If you are trying to curb your caffeine intake, you can still enjoy the experience of coffee by drinking a decaffeinated variety. Before you reach for your next cup of decaf, know that decaf coffee is not necessarily caffeine-free. Besides the inevitable coffee breath, drinking too much decaf coffee can be associated with minor health risks worth considering before overindulging.
Decaf Versus Regular
Decaffeination is a process that removes the majority of caffeine from coffee beans. Decaf coffee contains 2 to 5 milligrams of caffeine per cup, or eight ounces, which is significantly less than regular coffee, which has 60 to 150 milligrams of caffeine per cup. A 2006 University of Florida study published in ''Journal of Analytical Toxicology,'' revealed that the caffeine content of decaffeinated coffee ranges from 8 to 13 milligrams of caffeine per 16-ounce serving, indicating how multiple cups of decaf coffee could be a significant source of caffeine for those who are attempting to avoid the compound entirely.
The term decaffeinated is not the same as caffeine-free. Caffeine is a legal drug that stimulates the central nervous system, causing an increase in heart rate, blood pressure and a feeling of alertness. Due to the varying levels of caffeine in decaf coffee, it is possible to experience caffeine's side effects, including withdrawal, from drinking multiple cups of decaf coffee throughout the day. People with caffeine sensitivity can experience the effects of caffeine with as little as 10 milligrams of caffeine, or approximately two cups of decaf coffee.

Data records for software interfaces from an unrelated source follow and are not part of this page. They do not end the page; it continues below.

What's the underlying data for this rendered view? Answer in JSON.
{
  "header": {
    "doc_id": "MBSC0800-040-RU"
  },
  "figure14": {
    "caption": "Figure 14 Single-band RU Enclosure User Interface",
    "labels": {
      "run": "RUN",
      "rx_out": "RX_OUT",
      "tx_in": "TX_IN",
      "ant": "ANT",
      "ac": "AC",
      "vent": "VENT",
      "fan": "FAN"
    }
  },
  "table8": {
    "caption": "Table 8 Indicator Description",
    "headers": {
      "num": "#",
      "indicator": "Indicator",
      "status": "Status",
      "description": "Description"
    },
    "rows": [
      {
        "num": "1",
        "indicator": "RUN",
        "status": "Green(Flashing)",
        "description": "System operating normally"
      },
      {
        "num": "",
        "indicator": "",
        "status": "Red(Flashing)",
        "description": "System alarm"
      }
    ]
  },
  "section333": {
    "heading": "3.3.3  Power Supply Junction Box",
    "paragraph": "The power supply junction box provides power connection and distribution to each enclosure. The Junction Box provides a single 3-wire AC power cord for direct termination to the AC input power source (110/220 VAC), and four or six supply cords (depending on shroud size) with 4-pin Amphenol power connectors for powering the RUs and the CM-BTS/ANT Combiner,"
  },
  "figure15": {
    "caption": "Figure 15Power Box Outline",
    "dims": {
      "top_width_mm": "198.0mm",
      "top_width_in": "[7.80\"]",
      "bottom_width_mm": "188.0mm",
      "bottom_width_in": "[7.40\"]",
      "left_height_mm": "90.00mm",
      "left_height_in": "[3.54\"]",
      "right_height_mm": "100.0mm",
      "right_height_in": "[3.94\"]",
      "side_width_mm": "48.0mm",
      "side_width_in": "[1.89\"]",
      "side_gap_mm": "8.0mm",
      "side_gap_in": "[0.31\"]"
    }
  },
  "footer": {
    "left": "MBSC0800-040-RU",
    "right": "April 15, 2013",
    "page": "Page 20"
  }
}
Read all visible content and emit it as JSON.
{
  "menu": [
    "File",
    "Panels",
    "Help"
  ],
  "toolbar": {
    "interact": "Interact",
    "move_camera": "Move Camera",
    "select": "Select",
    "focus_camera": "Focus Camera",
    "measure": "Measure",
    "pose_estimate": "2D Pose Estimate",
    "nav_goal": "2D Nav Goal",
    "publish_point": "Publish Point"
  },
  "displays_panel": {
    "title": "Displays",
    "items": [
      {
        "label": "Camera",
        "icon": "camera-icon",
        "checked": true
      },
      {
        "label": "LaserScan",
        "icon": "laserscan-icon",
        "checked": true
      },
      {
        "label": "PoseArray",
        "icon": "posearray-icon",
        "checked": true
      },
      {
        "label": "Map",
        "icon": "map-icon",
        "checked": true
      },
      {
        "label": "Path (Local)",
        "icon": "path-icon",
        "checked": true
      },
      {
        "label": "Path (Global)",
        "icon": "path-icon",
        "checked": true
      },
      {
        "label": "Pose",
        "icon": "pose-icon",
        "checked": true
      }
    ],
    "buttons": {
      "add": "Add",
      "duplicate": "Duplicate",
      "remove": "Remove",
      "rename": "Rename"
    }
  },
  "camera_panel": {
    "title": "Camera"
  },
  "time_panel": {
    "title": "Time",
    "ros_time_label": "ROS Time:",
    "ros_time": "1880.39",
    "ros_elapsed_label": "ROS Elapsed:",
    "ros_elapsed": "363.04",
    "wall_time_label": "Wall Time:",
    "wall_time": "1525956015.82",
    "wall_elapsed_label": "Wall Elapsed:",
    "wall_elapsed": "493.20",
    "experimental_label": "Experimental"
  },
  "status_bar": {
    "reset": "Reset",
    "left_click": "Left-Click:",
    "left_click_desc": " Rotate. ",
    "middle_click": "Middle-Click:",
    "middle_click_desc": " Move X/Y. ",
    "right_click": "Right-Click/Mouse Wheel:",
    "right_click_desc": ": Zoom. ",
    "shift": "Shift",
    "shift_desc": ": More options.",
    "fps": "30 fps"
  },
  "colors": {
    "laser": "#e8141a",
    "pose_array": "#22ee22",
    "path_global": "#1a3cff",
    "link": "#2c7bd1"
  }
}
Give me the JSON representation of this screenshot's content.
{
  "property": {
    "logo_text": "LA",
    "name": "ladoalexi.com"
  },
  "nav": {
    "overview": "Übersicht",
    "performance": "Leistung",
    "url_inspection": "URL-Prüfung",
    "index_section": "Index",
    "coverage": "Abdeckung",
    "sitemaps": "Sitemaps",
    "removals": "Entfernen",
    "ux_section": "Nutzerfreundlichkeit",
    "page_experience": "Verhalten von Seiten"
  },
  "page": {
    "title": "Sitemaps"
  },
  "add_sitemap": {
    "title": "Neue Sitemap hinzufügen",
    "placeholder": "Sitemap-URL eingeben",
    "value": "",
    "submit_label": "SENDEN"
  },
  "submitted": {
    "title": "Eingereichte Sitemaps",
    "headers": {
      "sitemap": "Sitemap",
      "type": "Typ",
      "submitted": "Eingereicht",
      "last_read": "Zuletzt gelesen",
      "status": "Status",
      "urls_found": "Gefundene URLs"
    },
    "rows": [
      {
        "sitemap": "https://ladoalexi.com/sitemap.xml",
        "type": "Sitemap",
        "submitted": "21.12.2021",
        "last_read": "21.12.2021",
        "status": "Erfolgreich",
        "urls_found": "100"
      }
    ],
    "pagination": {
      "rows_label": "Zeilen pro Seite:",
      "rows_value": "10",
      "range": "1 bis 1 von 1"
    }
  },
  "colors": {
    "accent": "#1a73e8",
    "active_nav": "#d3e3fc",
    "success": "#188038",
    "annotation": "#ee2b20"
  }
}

Potential Health Risks
The potential health risks of coffee consumption are still being understood. A 2006 ''Critical Reviews in Food Science and Nutrition'' literature review noted that coffee consumption can increase cardiovascular disease risk factors including blood pressure, total cholesterol, low density lipoprotein and homocysteine levels. However, research has not clearly identified the extent to which these acute effects are associated with cardiovascular disease risk. Moderate coffee consumption, or three to four cups per day is not associated with an increased risk of heart disease and even has demonstrated health benefits.
Coffee Additives Add Up
A cup of coffee is only as good as what you put in it. Decaf coffee has all the flavor of regular coffee with very few calories, but when you add cream and sugar, the calories multiply. One individual container of liquid creamer has 20 calories and a single sugar packet has 11 calories, making it easy to see how multiple cups of decaf coffee can contribute extra liquid calories. Choose skim milk and drink your coffee without sugar, if possible.
- International Coffee Organization: Decaffeination
- FDA: Medicines in My Home: Caffeine and Your Body
- American Heart Association: Caffeine and Heart Disease
- USDA: National Nutrient Database for Standard Reference: Coffee, brewed, decaffeinated
- USDA: National Nutrient Database for Standard Reference: Coffee, brewed, regular
- Critical Reviews in Food Science and Nutrition: Coffee and Health: A Review of Recent Human Research
- American Headache Society: Caffeine and Migraine
- USDA: National Nutrient Database for Standard Reference: Cream, Half and Half
- USDA: National Nutrient Database for Standard Reference: Sugar, Granulated
- Journal of Analytical Toxicology: Caffeine Content of Decaffeinated Coffee